Their baby girl, Aoileann, was born in June this year at 6lb and 11oz, and O’Leary is enjoying “every scream and cry”.
The couple credit luck with their new arrival. “If we hadn’t met Cathy, we might never have met Ronan and could still be trying,” says O’Leary.
Browne says the uptake of the procedure, which is available to public and private patients, has so far been limited in Ireland. Because maternity and radiology units tend to be in different hospitals, there is the barrier of cross-centre referral and a lack of awareness that it is available in Ireland, he says.
Dr Sam Coulter-Smith, Master of the Rotunda Hospital, says interventional radiology is becoming a breaking frontier in a lot of areas.
“It’s great to see it, if it avoids more complex surgery then it is well worth pursuing,” he says.
Tubal disease can take place anywhere along the tube, so where it has occurred and the extent of it would dictate what approach is necessary, he says.
O’Leary and O’Shea are aware that they were very fortunate, both through the people they met and the length of time it took to get pregnant. “Other people go through a lot more than us,” O’Leary says.
“This time last year I was thinking I was never going to have a baby and it was a sad and lonely place”, says O’Leary, who praises the support of her husband, doctors, RTÉ bosses and people at online forum Rollercoaster.ie.
However, she urges anyone who has been trying to get pregnant for a while to get checked out as tests don’t cost much and they may not necessarily require difficult or expensive procedures.
FALLOPIAN TUBE RECANALISATION (FTR): WHAT IS IT?
FTR is carried out by a radiologist to treat some types of fallopian tube blockage.
A hysterosalpingogram (HSG) is carried out initially to identify the site of the blockage. A dye is injected into the tubes and an X-ray is used to visualise the injected dye and potential blockages.
The FTC procedure involves passing a guidewire and catheter into the tubes to relieve the obstruction. X-rays are used during the procedure to visualise the guidewire and catheter.
What are the causes of tubal obstruction?
It has many causes including infection, endometriosis, polyps, congenital factors and debris. About one-third of women with fertility problems will have blocked fallopian tubes.
Who is most suitable?
People with tubal blockages which are close to the uterus.
What are the outcomes?
Tubal blockage is relieved in 70-90 per cent of procedures.

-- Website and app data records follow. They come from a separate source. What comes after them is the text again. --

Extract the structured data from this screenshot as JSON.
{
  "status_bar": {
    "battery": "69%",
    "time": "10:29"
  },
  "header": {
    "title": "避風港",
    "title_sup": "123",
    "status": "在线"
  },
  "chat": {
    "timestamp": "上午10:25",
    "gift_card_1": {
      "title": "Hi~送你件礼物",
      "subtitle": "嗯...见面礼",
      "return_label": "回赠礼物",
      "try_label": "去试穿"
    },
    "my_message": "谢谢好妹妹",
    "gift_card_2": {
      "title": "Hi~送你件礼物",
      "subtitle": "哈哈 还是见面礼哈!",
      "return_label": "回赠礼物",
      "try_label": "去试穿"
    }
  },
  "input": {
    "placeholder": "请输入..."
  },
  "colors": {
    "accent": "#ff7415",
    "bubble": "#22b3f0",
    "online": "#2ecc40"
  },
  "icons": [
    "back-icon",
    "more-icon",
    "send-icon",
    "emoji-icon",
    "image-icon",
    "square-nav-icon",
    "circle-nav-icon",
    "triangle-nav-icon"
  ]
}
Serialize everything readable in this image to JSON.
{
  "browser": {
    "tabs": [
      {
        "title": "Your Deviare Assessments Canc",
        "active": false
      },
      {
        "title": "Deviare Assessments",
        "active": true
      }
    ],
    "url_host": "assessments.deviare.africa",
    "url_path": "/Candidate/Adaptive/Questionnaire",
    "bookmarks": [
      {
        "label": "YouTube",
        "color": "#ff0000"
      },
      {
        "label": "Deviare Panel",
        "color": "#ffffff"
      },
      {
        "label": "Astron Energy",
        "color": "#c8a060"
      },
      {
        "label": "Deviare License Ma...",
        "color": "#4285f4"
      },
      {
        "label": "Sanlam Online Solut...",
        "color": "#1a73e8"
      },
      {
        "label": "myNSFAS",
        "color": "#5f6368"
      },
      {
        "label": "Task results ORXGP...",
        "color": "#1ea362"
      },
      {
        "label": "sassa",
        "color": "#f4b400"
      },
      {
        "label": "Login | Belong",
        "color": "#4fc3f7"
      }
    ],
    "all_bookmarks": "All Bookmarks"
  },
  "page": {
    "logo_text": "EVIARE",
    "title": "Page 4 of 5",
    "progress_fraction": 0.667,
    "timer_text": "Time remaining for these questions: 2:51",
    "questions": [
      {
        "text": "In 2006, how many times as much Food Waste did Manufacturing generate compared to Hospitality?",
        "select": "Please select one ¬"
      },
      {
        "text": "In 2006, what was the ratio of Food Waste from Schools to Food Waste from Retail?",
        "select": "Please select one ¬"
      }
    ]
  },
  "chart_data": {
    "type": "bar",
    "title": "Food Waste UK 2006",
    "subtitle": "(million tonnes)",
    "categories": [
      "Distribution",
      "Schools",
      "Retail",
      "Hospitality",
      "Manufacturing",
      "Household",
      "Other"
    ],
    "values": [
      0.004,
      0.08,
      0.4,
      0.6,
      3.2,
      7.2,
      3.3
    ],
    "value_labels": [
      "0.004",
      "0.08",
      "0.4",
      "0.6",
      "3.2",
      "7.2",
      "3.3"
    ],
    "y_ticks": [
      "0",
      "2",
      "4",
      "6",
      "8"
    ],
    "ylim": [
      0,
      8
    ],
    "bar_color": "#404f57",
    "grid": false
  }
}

The pregnancy rate after the procedure is about one-third, most in the first six months after treatment. About one-third will subsequently reblock.
What are the risks?
Small risk of infection, tubal perforation and subsequent ectopic pregnancy.